● **Activity**: Your response should consist of every line below, reproduced without alteration.

========================================================================

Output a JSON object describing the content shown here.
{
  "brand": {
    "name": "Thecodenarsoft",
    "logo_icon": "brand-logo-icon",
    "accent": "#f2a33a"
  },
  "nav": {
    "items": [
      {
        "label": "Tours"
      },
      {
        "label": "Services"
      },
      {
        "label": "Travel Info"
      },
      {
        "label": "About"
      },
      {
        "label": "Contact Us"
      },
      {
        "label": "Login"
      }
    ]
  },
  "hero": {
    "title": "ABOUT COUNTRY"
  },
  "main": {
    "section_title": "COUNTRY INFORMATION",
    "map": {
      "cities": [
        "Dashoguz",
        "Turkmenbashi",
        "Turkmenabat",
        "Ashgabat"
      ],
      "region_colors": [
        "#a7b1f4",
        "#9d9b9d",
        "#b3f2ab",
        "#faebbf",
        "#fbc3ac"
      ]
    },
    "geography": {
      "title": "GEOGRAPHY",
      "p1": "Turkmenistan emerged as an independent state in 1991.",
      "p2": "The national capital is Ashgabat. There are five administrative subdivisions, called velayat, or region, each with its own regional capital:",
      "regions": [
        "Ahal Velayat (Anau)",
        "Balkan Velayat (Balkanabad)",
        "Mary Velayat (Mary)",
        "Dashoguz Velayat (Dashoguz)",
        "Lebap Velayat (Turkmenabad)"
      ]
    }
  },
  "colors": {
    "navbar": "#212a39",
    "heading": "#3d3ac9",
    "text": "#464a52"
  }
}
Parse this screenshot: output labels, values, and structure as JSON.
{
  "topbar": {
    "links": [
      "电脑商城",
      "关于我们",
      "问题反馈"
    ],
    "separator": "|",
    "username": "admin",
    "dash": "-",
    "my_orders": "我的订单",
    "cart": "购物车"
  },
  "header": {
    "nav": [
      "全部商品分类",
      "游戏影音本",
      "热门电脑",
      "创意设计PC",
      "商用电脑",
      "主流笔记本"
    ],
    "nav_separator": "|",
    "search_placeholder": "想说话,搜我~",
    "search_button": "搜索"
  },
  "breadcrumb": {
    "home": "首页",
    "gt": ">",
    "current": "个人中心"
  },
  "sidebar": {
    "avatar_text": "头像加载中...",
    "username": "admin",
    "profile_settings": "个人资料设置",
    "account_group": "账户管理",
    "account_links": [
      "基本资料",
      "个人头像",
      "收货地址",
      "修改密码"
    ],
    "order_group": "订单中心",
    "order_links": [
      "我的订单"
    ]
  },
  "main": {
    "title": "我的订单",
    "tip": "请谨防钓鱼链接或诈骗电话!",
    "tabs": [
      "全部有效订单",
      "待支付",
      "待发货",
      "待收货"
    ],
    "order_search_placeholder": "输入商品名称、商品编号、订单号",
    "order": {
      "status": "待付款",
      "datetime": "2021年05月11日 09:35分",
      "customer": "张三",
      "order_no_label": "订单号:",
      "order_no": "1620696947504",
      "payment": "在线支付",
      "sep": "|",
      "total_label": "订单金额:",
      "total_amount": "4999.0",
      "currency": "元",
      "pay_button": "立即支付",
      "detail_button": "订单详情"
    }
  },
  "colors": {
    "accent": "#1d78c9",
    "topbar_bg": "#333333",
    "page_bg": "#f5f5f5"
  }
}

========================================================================

● **Solution to this exercise**:
Output a JSON object describing the content shown here.
{
  "brand": {
    "name": "Thecodenarsoft",
    "logo_icon": "brand-logo-icon",
    "accent": "#f2a33a"
  },
  "nav": {
    "items": [
      {
        "label": "Tours"
      },
      {
        "label": "Services"
      },
      {
        "label": "Travel Info"
      },
      {
        "label": "About"
      },
      {
        "label": "Contact Us"
      },
      {
        "label": "Login"
      }
    ]
  },
  "hero": {
    "title": "ABOUT COUNTRY"
  },
  "main": {
    "section_title": "COUNTRY INFORMATION",
    "map": {
      "cities": [
        "Dashoguz",
        "Turkmenbashi",
        "Turkmenabat",
        "Ashgabat"
      ],
      "region_colors": [
        "#a7b1f4",
        "#9d9b9d",
        "#b3f2ab",
        "#faebbf",
        "#fbc3ac"
      ]
    },
    "geography": {
      "title": "GEOGRAPHY",
      "p1": "Turkmenistan emerged as an independent state in 1991.",
      "p2": "The national capital is Ashgabat. There are five administrative subdivisions, called velayat, or region, each with its own regional capital:",
      "regions": [
        "Ahal Velayat (Anau)",
        "Balkan Velayat (Balkanabad)",
        "Mary Velayat (Mary)",
        "Dashoguz Velayat (Dashoguz)",
        "Lebap Velayat (Turkmenabad)"
      ]
    }
  },
  "colors": {
    "navbar": "#212a39",
    "heading": "#3d3ac9",
    "text": "#464a52"
  }
}
Parse this screenshot: output labels, values, and structure as JSON.
{
  "topbar": {
    "links": [
      "电脑商城",
      "关于我们",
      "问题反馈"
    ],
    "separator": "|",
    "username": "admin",
    "dash": "-",
    "my_orders": "我的订单",
    "cart": "购物车"
  },
  "header": {
    "nav": [
      "全部商品分类",
      "游戏影音本",
      "热门电脑",
      "创意设计PC",
      "商用电脑",
      "主流笔记本"
    ],
    "nav_separator": "|",
    "search_placeholder": "想说话,搜我~",
    "search_button": "搜索"
  },
  "breadcrumb": {
    "home": "首页",
    "gt": ">",
    "current": "个人中心"
  },
  "sidebar": {
    "avatar_text": "头像加载中...",
    "username": "admin",
    "profile_settings": "个人资料设置",
    "account_group": "账户管理",
    "account_links": [
      "基本资料",
      "个人头像",
      "收货地址",
      "修改密码"
    ],
    "order_group": "订单中心",
    "order_links": [
      "我的订单"
    ]
  },
  "main": {
    "title": "我的订单",
    "tip": "请谨防钓鱼链接或诈骗电话!",
    "tabs": [
      "全部有效订单",
      "待支付",
      "待发货",
      "待收货"
    ],
    "order_search_placeholder": "输入商品名称、商品编号、订单号",
    "order": {
      "status": "待付款",
      "datetime": "2021年05月11日 09:35分",
      "customer": "张三",
      "order_no_label": "订单号:",
      "order_no": "1620696947504",
      "payment": "在线支付",
      "sep": "|",
      "total_label": "订单金额:",
      "total_amount": "4999.0",
      "currency": "元",
      "pay_button": "立即支付",
      "detail_button": "订单详情"
    }
  },
  "colors": {
    "accent": "#1d78c9",
    "topbar_bg": "#333333",
    "page_bg": "#f5f5f5"
  }
}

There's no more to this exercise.